WASHINGTON (Reuters) - President Barack Obama will recast his agenda in a high-stakes address to the American people on Wednesday, focusing on jobs and deficits as he seeks to weather his worst political storm since taking office.
Obama’s annual State of the Union speech to Congress at 9 p.m. ET follows the loss by his Democratic party of a pivotal Senate seat, imperiling legislative priorities like healthcare reform and financial regulation.
The speech will include a call by the president to repeal the policy of “Don’t Ask, Don’t Tell” that prevents openly gay people from serving in the military, a U.S. official said.
Amid pomp and ceremony, Obama will try to convince his prime-time television audience that he understands their economic pain as he proposes a new job-creation push, curbs on Wall Street and tax credits to middle-class families.
The speech will reflect a starkly different political reality for Obama, who took office a year ago promising wholesale change in Washington but must now salvage a congressional agenda left in tatters by a Republican election victory in Massachusetts.
Obama will aim to tap into public discontent, stemming mainly from the still-struggling economy and a painfully high 10 percent unemployment rate, while buying time for his administration to regroup.
Offering help to businesses, Obama will call for an extension of a tax break that allows them to write off investments in equipment more quickly. It will be worth $38 billion over 2010-2011, an administration official said.
Obama must outline how efforts to overhaul the healthcare system can proceed. Reform faces possible failure now that Democrats no longer hold a “supermajority” of 60 Senate votes to overcome Republican procedural hurdles.
After setting the healthcare revamp as his top legislative objective, Obama has sent mixed signals about whether he intends to try to rescue the sweeping bill or settle for a scaled-back version.
Another priority, imposing caps on carbon emissions to fight climate change, is expected to be pushed aside for now, though Obama will still discuss it in his speech.
With congressional elections coming in November when many of his Democratic allies fear losing their seats, Obama will highlight economic improvements and try to deflect criticism that the healthcare push shifted his focus.
The economy was shedding hundreds of thousands of jobs each month when Obama took office but it has begun to slowly grow again, though unemployment remains stubbornly high.
Countering Republican efforts to paint him as a big spender, Obama is expected to propose a three-year freeze on some domestic spending programs.
The proposal received a lukewarm reception by House of Representatives Speaker Nancy Pelosi, raising questions about whether the Democratic-led U.S. Congress would pass it.
Pelosi told the Politico newspaper the spending freeze should be across-the-board and not exempt defense expenditure.
Obama will also call for the creation of a bipartisan panel to recommend how to rein in the deficit, which soared to $1.4 trillion in the 2009 fiscal year.
In a preview of the opposition’s response, Senate Republican leader Mitch McConnell urged Obama to “put aside the big-government, big-spending agenda of the past year, move to the center, and embrace the sensible, step-by-step approach to our problems that Americans are asking for.”

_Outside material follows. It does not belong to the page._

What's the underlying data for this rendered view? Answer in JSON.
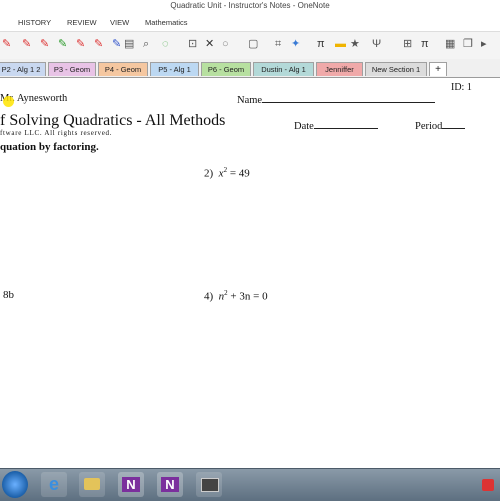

The deficit is forecast at $1.35 trillion in 2010, near its highest levels as a percentage of gross domestic product since World War Two, according to the Congressional Budget Office.

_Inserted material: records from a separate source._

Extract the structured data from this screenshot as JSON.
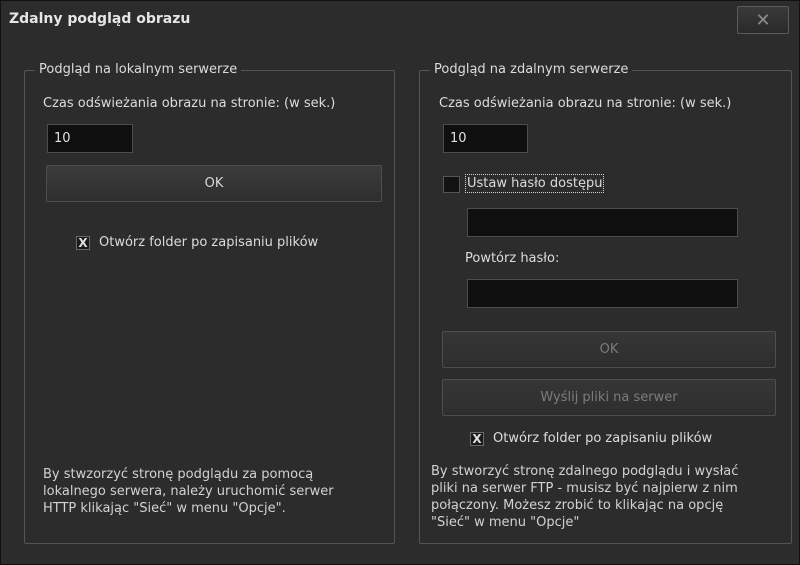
{
  "window": {
    "title": "Zdalny podgląd obrazu",
    "close_label": "✕"
  },
  "local": {
    "legend": "Podgląd na lokalnym serwerze",
    "refresh_label": "Czas odświeżania obrazu na stronie: (w sek.)",
    "refresh_value": "10",
    "ok_label": "OK",
    "open_folder_label": "Otwórz folder po zapisaniu plików",
    "open_folder_mark": "X",
    "info_lines": [
      "By stwzorzyć stronę podglądu za pomocą",
      "lokalnego serwera, należy uruchomić serwer",
      "HTTP klikając \"Sieć\" w menu \"Opcje\"."
    ]
  },
  "remote": {
    "legend": "Podgląd na zdalnym serwerze",
    "refresh_label": "Czas odświeżania obrazu na stronie: (w sek.)",
    "refresh_value": "10",
    "set_password_label": "Ustaw hasło dostępu",
    "password_value": "",
    "repeat_password_label": "Powtórz hasło:",
    "repeat_password_value": "",
    "ok_label": "OK",
    "send_files_label": "Wyślij pliki na serwer",
    "open_folder_label": "Otwórz folder po zapisaniu plików",
    "open_folder_mark": "X",
    "info_lines": [
      "By stworzyć stronę zdalnego podglądu i wysłać",
      "pliki na serwer FTP - musisz być najpierw z nim",
      "połączony. Możesz zrobić to klikając na opcję",
      "\"Sieć\" w menu \"Opcje\""
    ]
  }
}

White House aides have played down the idea of “rebooting” the Obama presidency. But experts said he needs to correct his course to help his party avoid crushing losses in the congressional elections.
After his speech, Obama will take his retooled message on the road. His first stop will be Tampa, Florida on Thursday, where he will announce $8 billion in awards for high-speed rail projects, a plan which a White House official said would create or save tens of thousands of jobs.
Additional reporting by Matt Spetalnick, Ross Colvin, Steve Holland, editing by Alan Elsner and Chris Wilson